Without the elephant, something about the place seemed wrong. It looked bigger than it needed to be, blank and empty like some huge dehydrated beast from which the innards had been plucked.
The longer the elephant problem remained unsolved, the more interest the developer had to pay for nothing. Still, simply killing the thing would have been out of the question. If it had been a spider monkey or a bat, they might have been able to get away with it, but the killing of an elephant would have been too hard to cover up, and if it ever came out afterward, the repercussions would have been tremendous.
On its right rear leg, the elephant wore a solid, heavy-looking steel cuff from which there stretched a thick chain perhaps thirty feet long, and this in turn was securely fastened to a concrete slab. Anyone could see what a sturdy anchor held the beast in place: The elephant could have struggled with all its might for a hundred years and never broken the thing.
Riddled as it was with such perplexities and labored circumlocutions, the newspaper article as a whole left but one possible conclusion: The elephant had not escaped. It had vanished. Needless to say, however, neither the newspaper nor the police nor the mayor was willing to admit—openly, at least—that the elephant had vanished.
It seemed that people were beginning to shove the elephant case into the large category of “unsolvable mysteries.” The disappearance of one old elephant and one old elephant keeper would have no impact on the course of society. […] Amid the endless surge and ebb of everyday life, interest in a missing elephant could not last forever. And so a number of unremarkable months went by, like a tired army marching past a window.
“The most important point is unity,” I explained. “Even the most beautifully designed item dies if it is out of balance with its surroundings. Unity of design, unity of color, unity of function: This is what today’s kit-chin needs above all else.”
“I’m finding this a little hard to grasp,” she said softly. “You were carrying on a perfectly normal conversation with me until a couple of minutes ago—at least until the subject of the elephant came up. Then something funny happened. I can’t understand you anymore. Something’s wrong. Is it the elephant? Or are my ears playing tricks on me?”
What struck me immediately when I saw the elephant and keeper alone together was the obvious liking they had for each other—something they never displayed when they were out before the public. Their affection was evident in every gesture. It almost seemed as if they stored away their emotions during the day, taking care not to let anyone notice them, and took them out at night when they could be alone.
It was a mysterious sight. Looking through the vent, I had the feeling that a different, chilling kind of time was flowing through the elephant house—but nowhere else. And it seemed to me, too, that the elephant and the keeper were gladly giving themselves over to this new order that was trying to envelop them—or that had already partially succeeded in enveloping them.

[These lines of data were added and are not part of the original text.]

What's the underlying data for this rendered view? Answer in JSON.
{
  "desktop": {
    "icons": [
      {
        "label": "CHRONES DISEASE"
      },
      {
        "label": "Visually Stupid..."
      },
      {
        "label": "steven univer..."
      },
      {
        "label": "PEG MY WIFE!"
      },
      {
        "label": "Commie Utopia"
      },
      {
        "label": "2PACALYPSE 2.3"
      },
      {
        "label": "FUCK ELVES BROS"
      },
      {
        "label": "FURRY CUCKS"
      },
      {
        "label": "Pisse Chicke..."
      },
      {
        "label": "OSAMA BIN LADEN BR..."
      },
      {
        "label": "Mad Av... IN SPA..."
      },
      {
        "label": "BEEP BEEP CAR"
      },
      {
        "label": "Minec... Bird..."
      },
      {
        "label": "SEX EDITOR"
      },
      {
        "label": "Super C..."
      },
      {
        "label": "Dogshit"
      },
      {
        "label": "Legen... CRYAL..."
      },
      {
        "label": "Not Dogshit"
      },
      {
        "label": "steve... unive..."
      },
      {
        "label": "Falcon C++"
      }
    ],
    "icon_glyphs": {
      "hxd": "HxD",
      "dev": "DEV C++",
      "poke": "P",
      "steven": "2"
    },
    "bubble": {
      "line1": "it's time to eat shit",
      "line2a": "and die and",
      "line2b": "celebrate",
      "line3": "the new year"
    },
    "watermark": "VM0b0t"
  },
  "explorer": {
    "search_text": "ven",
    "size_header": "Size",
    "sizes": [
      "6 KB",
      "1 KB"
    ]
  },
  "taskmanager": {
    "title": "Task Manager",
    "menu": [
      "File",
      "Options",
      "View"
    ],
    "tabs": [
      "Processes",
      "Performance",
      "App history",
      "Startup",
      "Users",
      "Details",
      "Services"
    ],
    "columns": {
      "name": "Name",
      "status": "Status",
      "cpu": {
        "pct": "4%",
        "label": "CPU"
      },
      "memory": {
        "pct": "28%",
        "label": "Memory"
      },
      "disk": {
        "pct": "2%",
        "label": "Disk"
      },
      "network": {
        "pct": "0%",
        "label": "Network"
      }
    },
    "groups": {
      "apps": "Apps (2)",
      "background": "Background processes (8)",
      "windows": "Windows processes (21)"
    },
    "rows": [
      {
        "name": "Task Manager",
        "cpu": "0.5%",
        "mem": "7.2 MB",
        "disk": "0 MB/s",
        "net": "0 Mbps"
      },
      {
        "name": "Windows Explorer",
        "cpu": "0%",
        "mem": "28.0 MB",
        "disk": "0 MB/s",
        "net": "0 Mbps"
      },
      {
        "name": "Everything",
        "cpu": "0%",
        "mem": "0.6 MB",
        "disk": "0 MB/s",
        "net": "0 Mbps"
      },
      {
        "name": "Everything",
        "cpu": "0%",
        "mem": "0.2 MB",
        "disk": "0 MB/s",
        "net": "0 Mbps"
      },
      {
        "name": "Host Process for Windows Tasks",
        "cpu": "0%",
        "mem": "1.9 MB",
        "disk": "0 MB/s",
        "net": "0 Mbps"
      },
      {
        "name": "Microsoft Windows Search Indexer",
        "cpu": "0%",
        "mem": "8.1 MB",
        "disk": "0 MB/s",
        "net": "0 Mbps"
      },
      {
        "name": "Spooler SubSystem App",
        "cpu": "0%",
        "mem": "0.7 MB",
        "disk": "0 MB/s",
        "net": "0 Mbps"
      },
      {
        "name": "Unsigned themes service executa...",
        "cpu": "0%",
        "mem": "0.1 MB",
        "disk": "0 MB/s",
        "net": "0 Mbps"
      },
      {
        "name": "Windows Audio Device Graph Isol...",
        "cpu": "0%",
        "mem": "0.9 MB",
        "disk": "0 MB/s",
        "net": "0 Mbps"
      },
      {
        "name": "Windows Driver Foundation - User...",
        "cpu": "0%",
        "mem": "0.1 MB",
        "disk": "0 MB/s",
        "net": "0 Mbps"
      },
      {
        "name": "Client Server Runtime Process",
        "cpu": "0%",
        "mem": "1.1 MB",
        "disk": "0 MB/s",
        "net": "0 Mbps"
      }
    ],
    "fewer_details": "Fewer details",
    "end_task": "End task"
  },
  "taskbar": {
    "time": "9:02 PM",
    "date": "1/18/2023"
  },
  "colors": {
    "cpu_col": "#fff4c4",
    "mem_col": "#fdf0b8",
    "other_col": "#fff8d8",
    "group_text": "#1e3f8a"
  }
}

I felt like this a lot after my experience with the vanishing elephant. I would begin to think I wanted to do something, but then I would become incapable of distinguishing between the probable results of doing it and of not doing it. I often get the feeling that things around me have lost their proper balance, though it could be that my perceptions are playing tricks on me. Some kind of balance inside me has broken down since the elephant affair, and maybe that causes external phenomena to strike my eye in a strange way. It’s probably something in me.